If ventilation—not energy efficiency—is the goal, one low-cost solution (less than $500) is “ventilation on demand.” While not as cheap as opening a window, these systems do have advantages. Like a bathroom vent fan, this system has a fan to exhaust stale air; the supply air is not fan powered. And similar to those fans, it can be switched on and off manually. Normally though, they’re coupled to a humidistat (to monitor moisture levels) or CO2 sensor for minimal additional cost, so they run automatically only when there’s a need.
Rue explains, “With the ‘ventilation on demand’ system, if the air quality reaches an unacceptable level, the sensor will send a signal to open up a motorized damper that brings in outside air to ensure that you have high quality air in the house.”
The Meadows at Oldwick eliminated all ductwork and controls heating, cooling and ventilation with high-efficiency through-wall units like the one pictured above the doorway.
HRV vs. ERV
HRV and ERV’s are far more energy efficient that exhaust-only systems. These are “balanced systems” that use fans to provide both the fresh air supply and exhaust airflow. HRVs transfers heat only, and are a logical choice in the arid southwest and other regions where humidity is naturally low.
Energy recovery ventilation (ERV) can deal with both heat and moisture, and are a better choice in humid regions. In warm months, the system pre-cools and dehumidifies; in the cold season, it humidifies and pre-heats.
ERVs are so efficient that they typically recoup their cost in energy savings. Olsen says, “This technology not only reduces energy costs and heating and cooling loads, but allows HVAC equipment to be scaled back as well. Humidity levels of 40% to 50% range can be maintained under essentially all conditions. The only energy penalty is the power needed for the blower to overcome the pressure drop in the system.”
This diagram of an energy recovery ventilator shows how an array of conductive metal plates can use the embodied energy of the exhaust air stream to condition fresh outside air for temperature and humidity.
Call a Professional
Rue advises, “Whether you are a builder or homeowner, you should always seek the services of a mechanical engineer or licensed HVAC professional that specializes in foam-insulated structures to size and design the duct layout.

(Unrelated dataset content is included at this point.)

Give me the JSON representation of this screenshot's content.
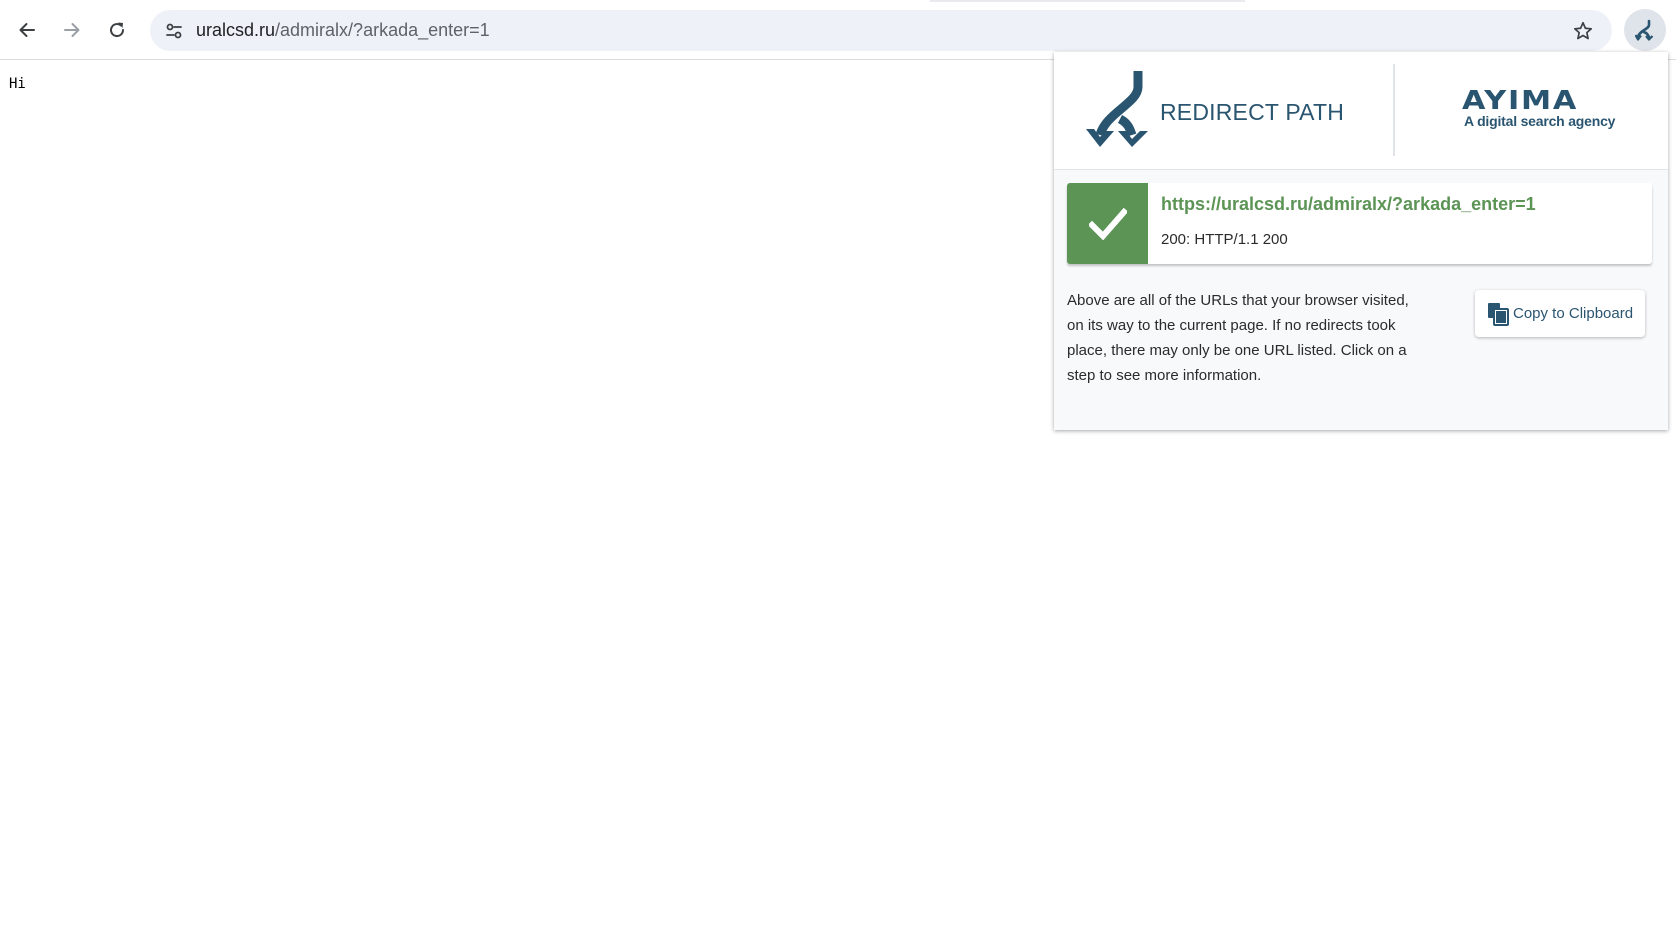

It is important to select a professional who will take a “whole house approach,” accounting for such factors as the square footage of the space, insulation of the thermal envelope, the number of windows and doors, and the climate.”
He recommends asking the ICF manufacturer or distributor of the ICF products for a referral. “People who are selling you ultra-energy-efficient products should take responsibility for giving you the resources you need to achieve successful results,” he says. Rue’s firm, EnergyWise Structures, does consulting work of this type, with a guarantee that his client’s energy costs will not exceed his estimate.
General Design Considerations
- Locate the fresh air intake away from driveways and laundry and furnace vents.
- Install a supply inlet (dedicated inlet or heating register, if connected to forced air) for each bedroom and one for each common area.
- Install a return outlet in each high moisture area such as the kitchen, utility room and bathroom.
- Return outlets (pick up points) should be within one foot of ceiling and 10 feet away from an oven or cooktop, as vaporized grease could clog the energy recovery core.
- Keep duct runs as short and straight as possible.
- Use smooth, round ductwork when possible.
- Insulate intake/exhaust and any ventilation ducts in unheated spaces and seal all joints.
- Install a drain to catch any condensate, if required.